Along the top row are six articulation categories for consonants, and down the side, the four tones.
The four rows per tone give more info about the syllable, but their interpretation is debated.
So try this: find me a tongue sound, a lingual, that's clear, meaning voiceless, and has the first tone.
So for this syllable type we've pieced together something like /tuŋ/.
And then there's a partly-clear one, meaning aspirated /h/, so kind of /tʰuŋ/?
And this one is dirty or muddy, which means a voiced sound, so maybe /duŋ/?
Ok! What about all these circles though? What do they mean?

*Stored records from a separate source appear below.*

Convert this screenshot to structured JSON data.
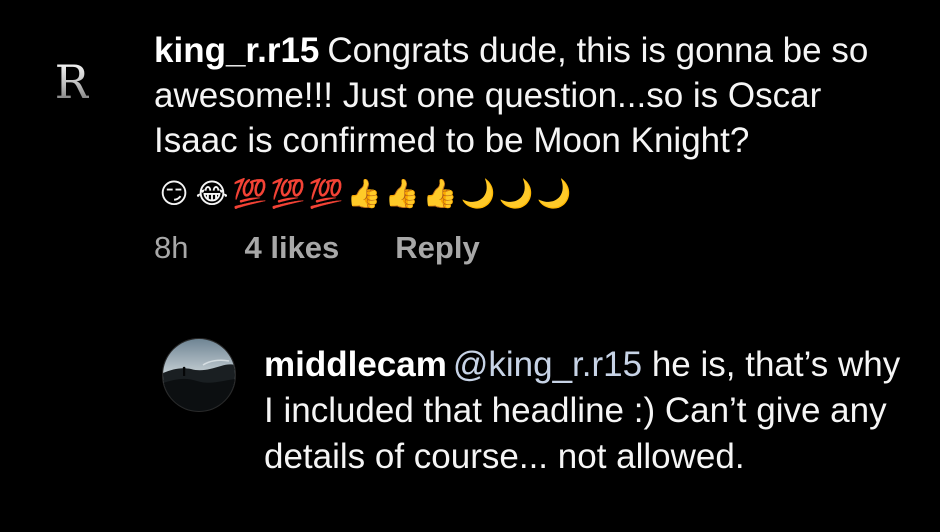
{
  "comments": [
    {
      "username": "king_r.r15",
      "text": "Congrats dude, this is gonna be so awesome!!! Just one question...so is Oscar Isaac is confirmed to be Moon Knight?",
      "emojis": [
        "😏",
        "😂",
        "💯",
        "💯",
        "💯",
        "👍",
        "👍",
        "👍",
        "🌙",
        "🌙",
        "🌙"
      ],
      "avatar_letter": "R",
      "time": "8h",
      "likes": "4 likes",
      "reply_label": "Reply"
    }
  ],
  "reply": {
    "username": "middlecam",
    "mention": "@king_r.r15",
    "text": "he is, that’s why I included that headline :) Can’t give any details of course... not allowed."
  },
  "colors": {
    "background": "#000000",
    "text": "#f5f5f5",
    "meta": "#a8a8a8",
    "mention": "#c7d3e6"
  }
}
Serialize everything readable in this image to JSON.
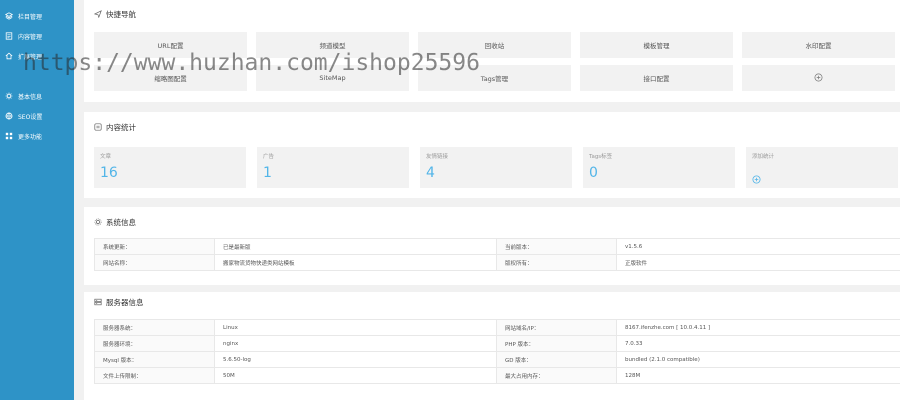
{
  "sidebar": {
    "items": [
      {
        "label": "栏目管理",
        "icon": "layers-icon"
      },
      {
        "label": "内容管理",
        "icon": "document-icon"
      },
      {
        "label": "扩展管理",
        "icon": "home-icon"
      },
      {
        "label": "",
        "icon": "blank"
      },
      {
        "label": "基本信息",
        "icon": "gear-icon"
      },
      {
        "label": "SEO设置",
        "icon": "globe-icon"
      },
      {
        "label": "更多功能",
        "icon": "grid-icon"
      }
    ]
  },
  "quick_nav": {
    "title": "快捷导航",
    "items": [
      "URL配置",
      "频道模型",
      "回收站",
      "模板管理",
      "水印配置",
      "缩略图配置",
      "SiteMap",
      "Tags管理",
      "接口配置"
    ]
  },
  "content_stats": {
    "title": "内容统计",
    "cards": [
      {
        "label": "文章",
        "value": "16"
      },
      {
        "label": "广告",
        "value": "1"
      },
      {
        "label": "友情链接",
        "value": "4"
      },
      {
        "label": "Tags标签",
        "value": "0"
      },
      {
        "label": "添加统计",
        "value": ""
      }
    ]
  },
  "system_info": {
    "title": "系统信息",
    "rows": [
      [
        "系统更新：",
        "已是最新版",
        "当前版本：",
        "v1.5.6"
      ],
      [
        "网站名称：",
        "搬家物流货物快递类网站模板",
        "版权所有：",
        "正版软件"
      ]
    ]
  },
  "server_info": {
    "title": "服务器信息",
    "rows": [
      [
        "服务器系统：",
        "Linux",
        "网站域名/IP：",
        "8167.ifenzhe.com [ 10.0.4.11 ]"
      ],
      [
        "服务器环境：",
        "nginx",
        "PHP 版本：",
        "7.0.33"
      ],
      [
        "Mysql 版本：",
        "5.6.50-log",
        "GD 版本：",
        "bundled (2.1.0 compatible)"
      ],
      [
        "文件上传限制：",
        "50M",
        "最大占用内存：",
        "128M"
      ]
    ]
  },
  "watermark": "https://www.huzhan.com/ishop25596",
  "colors": {
    "sidebar": "#2e93c7",
    "accent": "#52b5e8",
    "background": "#f1f1f1"
  }
}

Syllable not found.
So when you look for a lip sound that's clear for the first tone in this chart, you find nothing like /puŋ/ recorded here. But there is a /buŋ/, mugwort!
Just like that, you're excavating old pronunciations, Chinese rhyme style.
And so confident scholars spent centuries sounding out ancient Chinese syllables and teaching that Chinese had exactly 36 initial consonants.
But Chen Li's not convinced.
He's combing through old fǎnqiè, meticulously chaining together initials of initials and finals of finals.
His linked sets revealed flaws.
There weren't 36 initials, there were 41.
Five of them needed to be split in two.
But there's more: the sounds in the rime tables are not the sounds in the Qièyùn.
These are two different stages.
Later research will go on to show that even the earlier stage itself is complicated.
It's a compromise between ancient literary dialects.
Thinking back to those late-night debates over the north vs the south, that sounds about right.
But all this hard work merely left us with categories. Boxes. Boxes for four tones. Boxes for initials. Boxes for finals.
Enough with the guesswork.
What are the precise sounds that really fit into these boxes?
In the early 1900s a Swede traveled to China and dug into the old rimes and tables but then added an important piece: the many living varieties of Chinese.
Karlgren was fascinated.
He created surveys and set out to document them, and he used his results to fill out the rime categories with real sounds.
How? Well, take that fourth tone (also called the checked tone).
Along the southern coast, these checked tone syllables have a final stop sound .
So this old character, meaning country, is /kuo˥/ in Mandarin, but in Cantonese it's /kwok̚/.
Well, look at the last three languages in Karlgren's list of "dialects": Korean, Japanese and Vietnamese.
They use Sino-Xenic pronunciations, meaning "China-foreign", basically the way the characters sounded to them when they were imported.
Their words also have that k.
It points back to an ancient pronunciation for that character that ended in a consonant, like /kwək̚˧/.
Linguists went on to refine these reconstructions and to paint acoustic portraits of Ancient Chinese that would sound downright foreign in Mandarin today.
They even revealed small but important distinctions Karlgren missed, like these pairs of chóngniǔ.
And they taught me one last thing while I was over here struggling to understand Chinese pronunciation.
It's not a single language called Ancient Chinese.
No, it's a period in linguistic history called Middle Chinese.
"Middle". . . because there's an even older language to uncover, a thousand years older still.
Maybe one day we'll rhyme our way into Old Chinese.
Until then, stick around and subscribe for language.